## Exercise instructions
What you return must match the listing exactly, with every image removed.
::::::::
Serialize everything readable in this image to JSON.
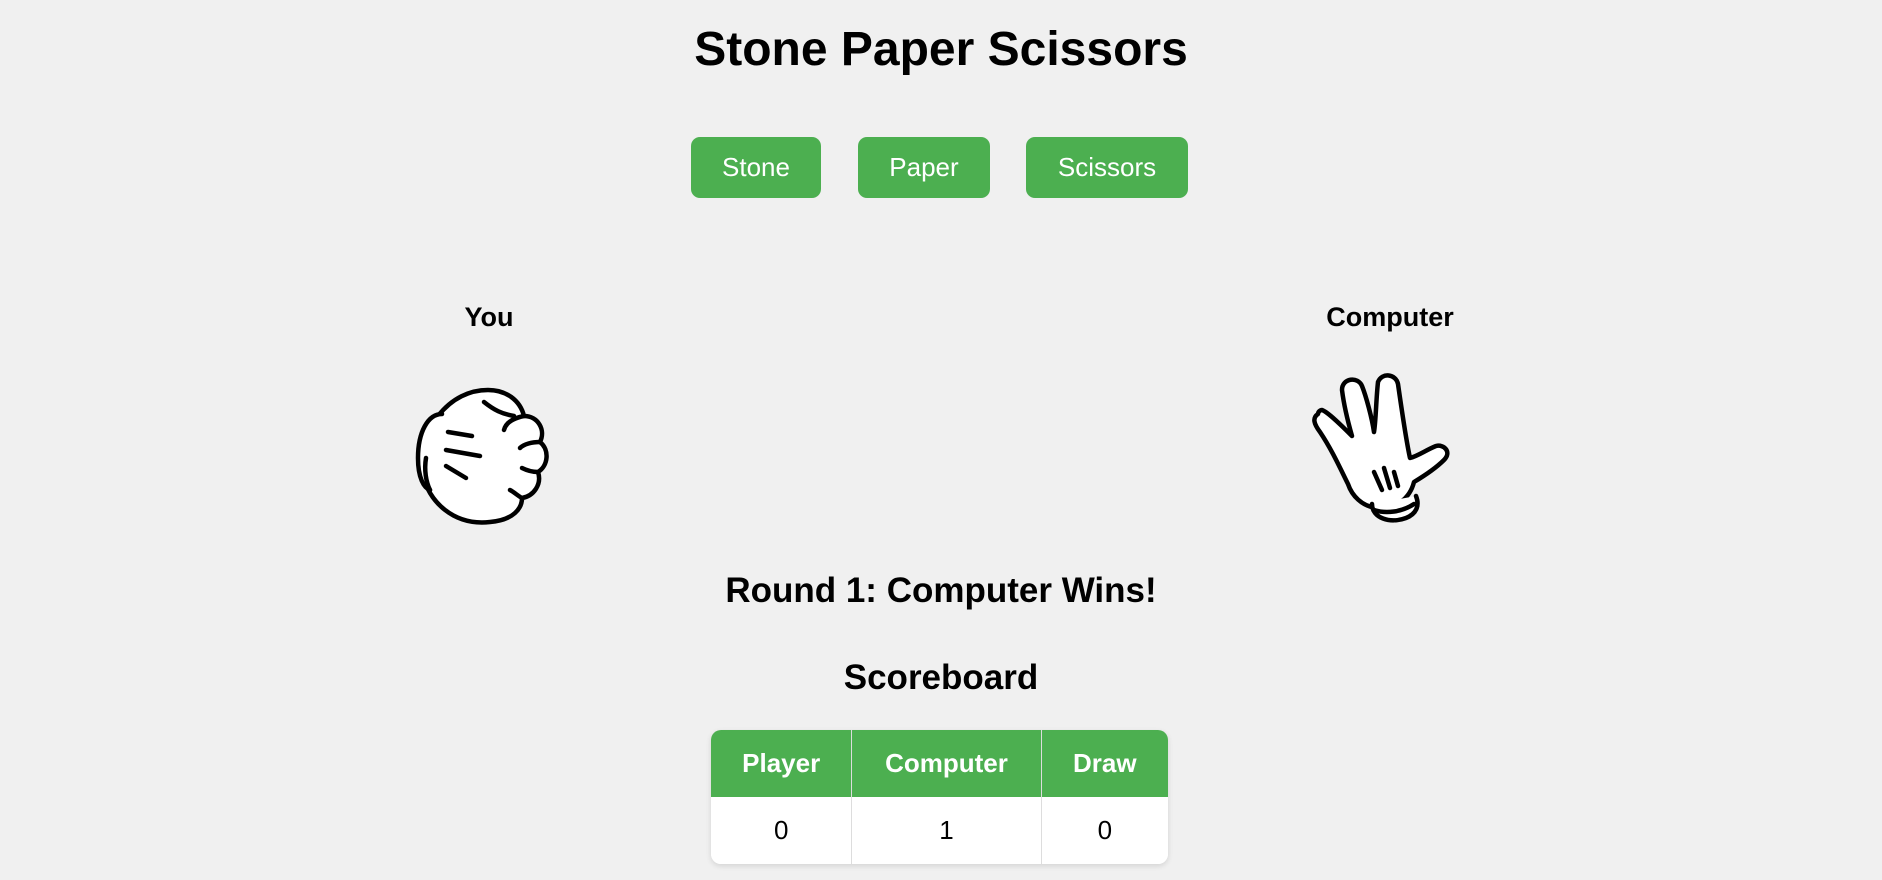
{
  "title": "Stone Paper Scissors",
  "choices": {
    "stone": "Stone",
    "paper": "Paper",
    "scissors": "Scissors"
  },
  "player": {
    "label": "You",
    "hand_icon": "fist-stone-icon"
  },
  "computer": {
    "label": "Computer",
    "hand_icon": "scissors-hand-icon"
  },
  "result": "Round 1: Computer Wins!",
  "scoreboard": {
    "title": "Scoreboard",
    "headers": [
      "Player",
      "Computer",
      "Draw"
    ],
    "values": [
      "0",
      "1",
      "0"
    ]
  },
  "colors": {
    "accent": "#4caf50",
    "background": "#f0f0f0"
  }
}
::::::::
## Answer section
Serialize everything readable in this image to JSON.
{
  "title": "Stone Paper Scissors",
  "choices": {
    "stone": "Stone",
    "paper": "Paper",
    "scissors": "Scissors"
  },
  "player": {
    "label": "You",
    "hand_icon": "fist-stone-icon"
  },
  "computer": {
    "label": "Computer",
    "hand_icon": "scissors-hand-icon"
  },
  "result": "Round 1: Computer Wins!",
  "scoreboard": {
    "title": "Scoreboard",
    "headers": [
      "Player",
      "Computer",
      "Draw"
    ],
    "values": [
      "0",
      "1",
      "0"
    ]
  },
  "colors": {
    "accent": "#4caf50",
    "background": "#f0f0f0"
  }
}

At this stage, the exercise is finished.